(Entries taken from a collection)
━━━━━━━━━━━━━━━━━━━━
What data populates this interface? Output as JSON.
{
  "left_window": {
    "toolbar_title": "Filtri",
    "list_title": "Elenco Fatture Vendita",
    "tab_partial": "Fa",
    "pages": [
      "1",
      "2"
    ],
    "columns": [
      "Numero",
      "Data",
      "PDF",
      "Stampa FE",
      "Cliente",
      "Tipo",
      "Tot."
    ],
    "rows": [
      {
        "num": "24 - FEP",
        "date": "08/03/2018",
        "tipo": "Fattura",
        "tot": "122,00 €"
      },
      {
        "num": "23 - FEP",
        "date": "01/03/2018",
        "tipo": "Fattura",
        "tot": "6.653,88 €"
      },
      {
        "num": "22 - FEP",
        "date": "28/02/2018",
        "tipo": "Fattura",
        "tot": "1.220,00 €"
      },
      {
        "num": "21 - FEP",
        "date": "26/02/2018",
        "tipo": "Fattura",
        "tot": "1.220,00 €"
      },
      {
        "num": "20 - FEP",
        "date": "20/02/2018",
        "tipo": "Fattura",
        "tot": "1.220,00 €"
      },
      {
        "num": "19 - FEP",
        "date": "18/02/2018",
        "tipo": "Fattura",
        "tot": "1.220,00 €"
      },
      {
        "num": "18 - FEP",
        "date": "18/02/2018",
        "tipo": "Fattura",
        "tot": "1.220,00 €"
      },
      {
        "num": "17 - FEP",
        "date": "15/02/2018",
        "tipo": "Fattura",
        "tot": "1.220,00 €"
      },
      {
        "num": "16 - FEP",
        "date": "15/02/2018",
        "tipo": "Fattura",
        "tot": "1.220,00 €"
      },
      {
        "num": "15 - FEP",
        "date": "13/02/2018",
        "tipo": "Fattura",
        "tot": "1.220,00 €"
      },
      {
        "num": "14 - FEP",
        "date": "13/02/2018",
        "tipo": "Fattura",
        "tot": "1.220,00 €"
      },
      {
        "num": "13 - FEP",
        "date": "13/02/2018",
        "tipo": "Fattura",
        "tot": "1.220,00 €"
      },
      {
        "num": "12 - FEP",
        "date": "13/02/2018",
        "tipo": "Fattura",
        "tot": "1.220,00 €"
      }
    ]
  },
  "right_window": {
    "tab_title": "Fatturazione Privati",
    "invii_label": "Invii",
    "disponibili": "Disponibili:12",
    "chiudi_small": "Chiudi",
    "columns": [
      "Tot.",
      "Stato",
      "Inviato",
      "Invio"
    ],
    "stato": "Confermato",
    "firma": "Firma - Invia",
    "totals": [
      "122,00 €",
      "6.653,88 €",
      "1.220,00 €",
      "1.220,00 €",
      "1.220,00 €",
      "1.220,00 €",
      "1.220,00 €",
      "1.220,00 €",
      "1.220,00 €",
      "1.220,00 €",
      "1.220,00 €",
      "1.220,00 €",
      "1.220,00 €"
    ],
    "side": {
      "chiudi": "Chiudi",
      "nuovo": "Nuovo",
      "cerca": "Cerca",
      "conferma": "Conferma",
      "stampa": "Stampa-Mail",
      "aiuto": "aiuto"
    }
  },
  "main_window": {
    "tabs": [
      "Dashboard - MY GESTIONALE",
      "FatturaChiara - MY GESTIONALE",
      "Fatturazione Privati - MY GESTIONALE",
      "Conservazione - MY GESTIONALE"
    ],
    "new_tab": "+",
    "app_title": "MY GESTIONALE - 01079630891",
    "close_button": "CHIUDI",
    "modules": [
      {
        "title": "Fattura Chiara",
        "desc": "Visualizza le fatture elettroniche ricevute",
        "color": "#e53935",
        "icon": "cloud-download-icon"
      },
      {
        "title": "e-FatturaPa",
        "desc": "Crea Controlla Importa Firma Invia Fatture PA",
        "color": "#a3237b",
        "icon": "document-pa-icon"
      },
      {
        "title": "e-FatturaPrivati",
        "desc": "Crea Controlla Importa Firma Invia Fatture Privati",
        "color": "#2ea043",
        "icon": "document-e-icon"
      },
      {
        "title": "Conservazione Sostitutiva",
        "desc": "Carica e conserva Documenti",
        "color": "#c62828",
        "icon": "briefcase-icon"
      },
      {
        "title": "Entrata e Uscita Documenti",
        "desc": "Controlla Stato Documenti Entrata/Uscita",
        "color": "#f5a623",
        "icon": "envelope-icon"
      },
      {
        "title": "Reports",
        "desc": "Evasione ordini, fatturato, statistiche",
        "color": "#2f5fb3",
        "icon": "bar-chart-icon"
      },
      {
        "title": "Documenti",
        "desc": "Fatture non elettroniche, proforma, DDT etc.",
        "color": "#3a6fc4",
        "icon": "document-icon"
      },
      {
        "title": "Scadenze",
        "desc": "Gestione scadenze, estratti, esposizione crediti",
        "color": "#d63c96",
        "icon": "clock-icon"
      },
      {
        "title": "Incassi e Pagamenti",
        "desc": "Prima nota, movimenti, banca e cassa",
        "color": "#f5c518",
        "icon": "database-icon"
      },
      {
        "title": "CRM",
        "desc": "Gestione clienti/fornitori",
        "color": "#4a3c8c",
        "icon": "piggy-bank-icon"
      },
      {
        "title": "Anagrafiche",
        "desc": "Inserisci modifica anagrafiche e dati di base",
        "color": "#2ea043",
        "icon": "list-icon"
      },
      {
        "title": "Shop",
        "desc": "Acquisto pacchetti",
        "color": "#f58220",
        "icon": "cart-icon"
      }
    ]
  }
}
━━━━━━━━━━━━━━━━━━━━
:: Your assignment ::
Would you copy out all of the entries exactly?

:: Output for this task ::
What data populates this interface? Output as JSON.
{
  "left_window": {
    "toolbar_title": "Filtri",
    "list_title": "Elenco Fatture Vendita",
    "tab_partial": "Fa",
    "pages": [
      "1",
      "2"
    ],
    "columns": [
      "Numero",
      "Data",
      "PDF",
      "Stampa FE",
      "Cliente",
      "Tipo",
      "Tot."
    ],
    "rows": [
      {
        "num": "24 - FEP",
        "date": "08/03/2018",
        "tipo": "Fattura",
        "tot": "122,00 €"
      },
      {
        "num": "23 - FEP",
        "date": "01/03/2018",
        "tipo": "Fattura",
        "tot": "6.653,88 €"
      },
      {
        "num": "22 - FEP",
        "date": "28/02/2018",
        "tipo": "Fattura",
        "tot": "1.220,00 €"
      },
      {
        "num": "21 - FEP",
        "date": "26/02/2018",
        "tipo": "Fattura",
        "tot": "1.220,00 €"
      },
      {
        "num": "20 - FEP",
        "date": "20/02/2018",
        "tipo": "Fattura",
        "tot": "1.220,00 €"
      },
      {
        "num": "19 - FEP",
        "date": "18/02/2018",
        "tipo": "Fattura",
        "tot": "1.220,00 €"
      },
      {
        "num": "18 - FEP",
        "date": "18/02/2018",
        "tipo": "Fattura",
        "tot": "1.220,00 €"
      },
      {
        "num": "17 - FEP",
        "date": "15/02/2018",
        "tipo": "Fattura",
        "tot": "1.220,00 €"
      },
      {
        "num": "16 - FEP",
        "date": "15/02/2018",
        "tipo": "Fattura",
        "tot": "1.220,00 €"
      },
      {
        "num": "15 - FEP",
        "date": "13/02/2018",
        "tipo": "Fattura",
        "tot": "1.220,00 €"
      },
      {
        "num": "14 - FEP",
        "date": "13/02/2018",
        "tipo": "Fattura",
        "tot": "1.220,00 €"
      },
      {
        "num": "13 - FEP",
        "date": "13/02/2018",
        "tipo": "Fattura",
        "tot": "1.220,00 €"
      },
      {
        "num": "12 - FEP",
        "date": "13/02/2018",
        "tipo": "Fattura",
        "tot": "1.220,00 €"
      }
    ]
  },
  "right_window": {
    "tab_title": "Fatturazione Privati",
    "invii_label": "Invii",
    "disponibili": "Disponibili:12",
    "chiudi_small": "Chiudi",
    "columns": [
      "Tot.",
      "Stato",
      "Inviato",
      "Invio"
    ],
    "stato": "Confermato",
    "firma": "Firma - Invia",
    "totals": [
      "122,00 €",
      "6.653,88 €",
      "1.220,00 €",
      "1.220,00 €",
      "1.220,00 €",
      "1.220,00 €",
      "1.220,00 €",
      "1.220,00 €",
      "1.220,00 €",
      "1.220,00 €",
      "1.220,00 €",
      "1.220,00 €",
      "1.220,00 €"
    ],
    "side": {
      "chiudi": "Chiudi",
      "nuovo": "Nuovo",
      "cerca": "Cerca",
      "conferma": "Conferma",
      "stampa": "Stampa-Mail",
      "aiuto": "aiuto"
    }
  },
  "main_window": {
    "tabs": [
      "Dashboard - MY GESTIONALE",
      "FatturaChiara - MY GESTIONALE",
      "Fatturazione Privati - MY GESTIONALE",
      "Conservazione - MY GESTIONALE"
    ],
    "new_tab": "+",
    "app_title": "MY GESTIONALE - 01079630891",
    "close_button": "CHIUDI",
    "modules": [
      {
        "title": "Fattura Chiara",
        "desc": "Visualizza le fatture elettroniche ricevute",
        "color": "#e53935",
        "icon": "cloud-download-icon"
      },
      {
        "title": "e-FatturaPa",
        "desc": "Crea Controlla Importa Firma Invia Fatture PA",
        "color": "#a3237b",
        "icon": "document-pa-icon"
      },
      {
        "title": "e-FatturaPrivati",
        "desc": "Crea Controlla Importa Firma Invia Fatture Privati",
        "color": "#2ea043",
        "icon": "document-e-icon"
      },
      {
        "title": "Conservazione Sostitutiva",
        "desc": "Carica e conserva Documenti",
        "color": "#c62828",
        "icon": "briefcase-icon"
      },
      {
        "title": "Entrata e Uscita Documenti",
        "desc": "Controlla Stato Documenti Entrata/Uscita",
        "color": "#f5a623",
        "icon": "envelope-icon"
      },
      {
        "title": "Reports",
        "desc": "Evasione ordini, fatturato, statistiche",
        "color": "#2f5fb3",
        "icon": "bar-chart-icon"
      },
      {
        "title": "Documenti",
        "desc": "Fatture non elettroniche, proforma, DDT etc.",
        "color": "#3a6fc4",
        "icon": "document-icon"
      },
      {
        "title": "Scadenze",
        "desc": "Gestione scadenze, estratti, esposizione crediti",
        "color": "#d63c96",
        "icon": "clock-icon"
      },
      {
        "title": "Incassi e Pagamenti",
        "desc": "Prima nota, movimenti, banca e cassa",
        "color": "#f5c518",
        "icon": "database-icon"
      },
      {
        "title": "CRM",
        "desc": "Gestione clienti/fornitori",
        "color": "#4a3c8c",
        "icon": "piggy-bank-icon"
      },
      {
        "title": "Anagrafiche",
        "desc": "Inserisci modifica anagrafiche e dati di base",
        "color": "#2ea043",
        "icon": "list-icon"
      },
      {
        "title": "Shop",
        "desc": "Acquisto pacchetti",
        "color": "#f58220",
        "icon": "cart-icon"
      }
    ]
  }
}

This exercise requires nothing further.